Now you can just shoot the rifle. It will take about a thousand pellets fired to let the rifle settle down. This process allows the piston seal to bed in and it allows all the moving parts to wear in or if you like allow all the little irregularities left from manufacturing to wear smooth. During the break in period the articulating parts like the hinge on the break barrel and the joints in the cocking lever can benefit from a drop of oil. A drop it should be; just one drop, not a squirt.
Make very sure that no oil gets into the compression tube.

The reason for this care follows. When you first shoot your rifle there may be a little oil or grease in the compression tube that you can not get at. On firing, that oil will burn out and you will notice a burning smell and see smoke coming out of the muzzle. After firing a few shots, say 10 to 20 that smell and smoke should disappear. Often it does not.

What is happening is that on assembly the manufacturers will have liberally greased the spring. On cheap rifles this is done to excess as a way to deaden the noise of a poorly fitted spring. Without the excess grease the spring can rattle and vibrate. This grease can and does shake off the spring and settle on the wall of the compression tube. As you cock and fire the rifle and the piston and seal travels forward, the seal scrapes a bit of that grease off and pushes it ahead until the spring reaches maximum compression. The high pressure air combined with the high temperature that it generates will cause the hydrocarbon content of the grease to ignite. Some air rifles are designed to do that as a way of increasing power output. In most if not all air rifles it is undesirable. The ignition of hydrocarbon is similar to the process that makes a diesel engine work. Hence in air rifles the term "dieseling" applies.

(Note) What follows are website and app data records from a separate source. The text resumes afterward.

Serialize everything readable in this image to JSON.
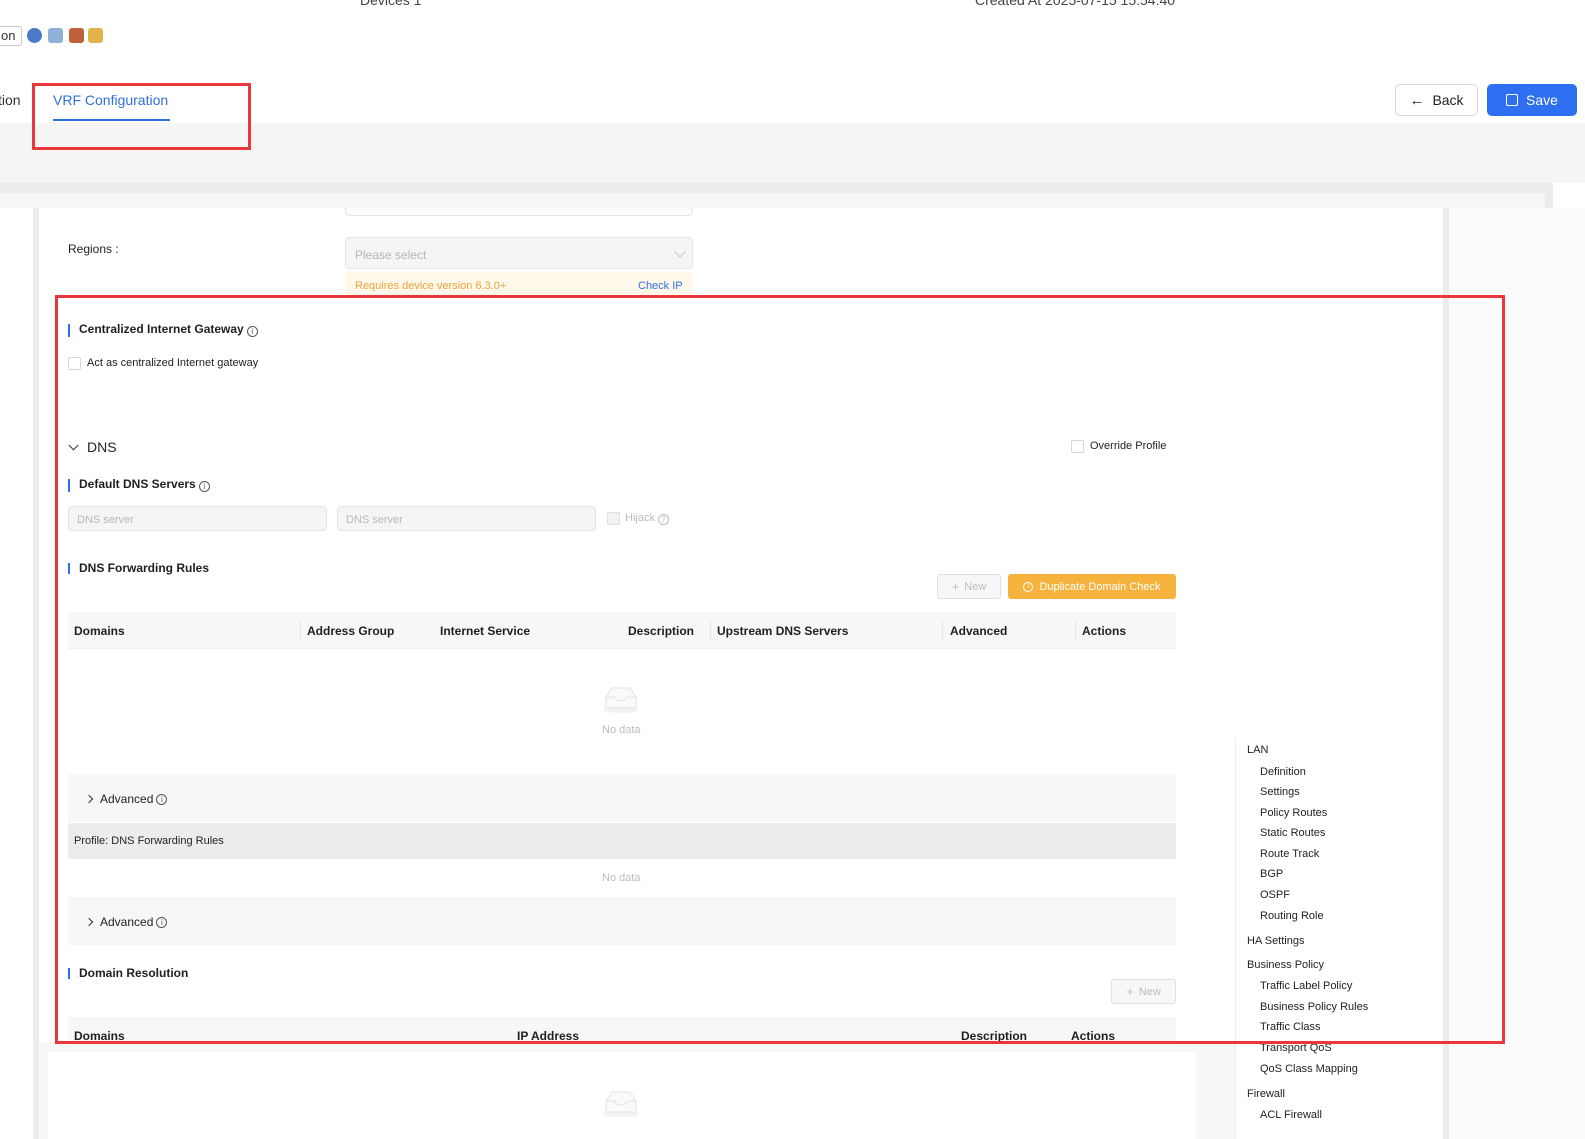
{
  "top": {
    "cut_left": "Devices  1",
    "cut_right": "Created At  2025-07-15 15:54:40",
    "chip_label": "on"
  },
  "tabs": {
    "prev_label": "tion",
    "active_label": "VRF Configuration"
  },
  "actions": {
    "back_label": "Back",
    "save_label": "Save"
  },
  "regions": {
    "label": "Regions :",
    "placeholder": "Please select",
    "requirement": "Requires device version 6.3.0+",
    "check_ip": "Check IP"
  },
  "gateway": {
    "title": "Centralized Internet Gateway",
    "checkbox_label": "Act as centralized Internet gateway"
  },
  "dns": {
    "title": "DNS",
    "override_label": "Override Profile",
    "default_servers_title": "Default DNS Servers",
    "server1_placeholder": "DNS server",
    "server2_placeholder": "DNS server",
    "hijack_label": "Hijack"
  },
  "forwarding": {
    "title": "DNS Forwarding Rules",
    "new_label": "New",
    "dup_label": "Duplicate Domain Check",
    "columns": [
      "Domains",
      "Address Group",
      "Internet Service",
      "Description",
      "Upstream DNS Servers",
      "Advanced",
      "Actions"
    ],
    "empty_text": "No data",
    "advanced_label": "Advanced",
    "profile_label": "Profile: DNS Forwarding Rules",
    "profile_empty": "No data",
    "advanced2_label": "Advanced"
  },
  "resolution": {
    "title": "Domain Resolution",
    "new_label": "New",
    "columns": [
      "Domains",
      "IP Address",
      "Description",
      "Actions"
    ]
  },
  "sidenav": {
    "groups": [
      {
        "label": "LAN",
        "items": [
          "Definition",
          "Settings",
          "Policy Routes",
          "Static Routes",
          "Route Track",
          "BGP",
          "OSPF",
          "Routing Role"
        ]
      },
      {
        "label": "HA Settings",
        "items": []
      },
      {
        "label": "Business Policy",
        "items": [
          "Traffic Label Policy",
          "Business Policy Rules",
          "Traffic Class",
          "Transport QoS",
          "QoS Class Mapping"
        ]
      },
      {
        "label": "Firewall",
        "items": [
          "ACL Firewall"
        ]
      }
    ]
  },
  "colors": {
    "accent": "#2f6fe0",
    "save": "#2d6ff0",
    "warning": "#f5b33d",
    "highlight": "#e8383d"
  }
}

Dieseling has detrimental effects on air rifle shooting. The amount of grease burnt on each shot varies and consequently the energy from the burning or sometimes detonating grease varies. This combined with the compressed air makes for variable muzzle velocity and variable accuracy.
The extra heat generated by dieseling can burn the edges of the piston seal and reduce its efficiency. The other bad side effect is that detonation when the piston is at its maximum compression puts a sudden and powerful counter thrust on the spring. If left to recur again and again it will break the spring. In extreme cases it can swell the compression tube and render the rifle unserviceable.

What to do? You can either dismantle the rifle and clean the grease out but that might affect warranty. You could take it back to the dealer and hope the dealer knows what you are talking about or you can just shoot until the spring  breaks and make a warranty claim.

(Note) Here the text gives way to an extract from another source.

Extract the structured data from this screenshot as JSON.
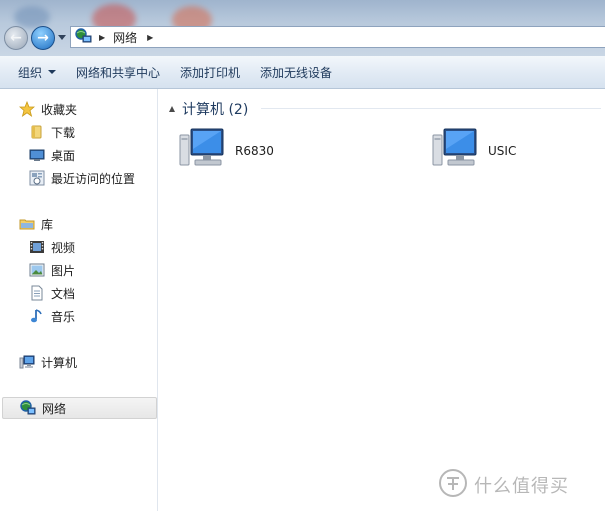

This problem does not arise with a PCP rifle or a Carbon dioxide powered rifle but can occur with a gas ram or even a pump gun.   

Once your air rifle has been broken in it will need very little maintenance. The barrel will seldom need cleaning and should be done only when accuracy starts to deteriorate. The barrel of an air rifle is made of soft steel and should never be cleaned with anything as harsh as a bronze or brass brush and extreme care should be taken to not scratch the bore if using a cleaning rod. It is better to use a soft pull through. One can be made up out of monofilament fishing line. Take care not to damage by rubbing the muzzle or the pellet receiver. Apart from that a single drop of oil on the moving parts, but not the trigger, on rare occasions, nothing more is needed. After every time you use it wipe the exterior of the rifle down with an oily cloth to remove finger marks and moisture and to coat the rifle with a thin film of oil to prevent rusting.

Now is a good time to point out that a spring powered air rifle is a machine with parts moving under stress. This causes vibration that can work screws loose. The stock screws and scope mounting screws need checking every now and then. If they are not tight you will notice accuracy deteriorate.

Because the rifle is a mechanical device some parts do need replacing, but infrequently. Springs do fatigue and break and piston and breach seals do wear. They are not difficult to replace and can be done with  few tools.

 
« Last Edit: March 08, 2015, 09:13:34 AM by Novagun »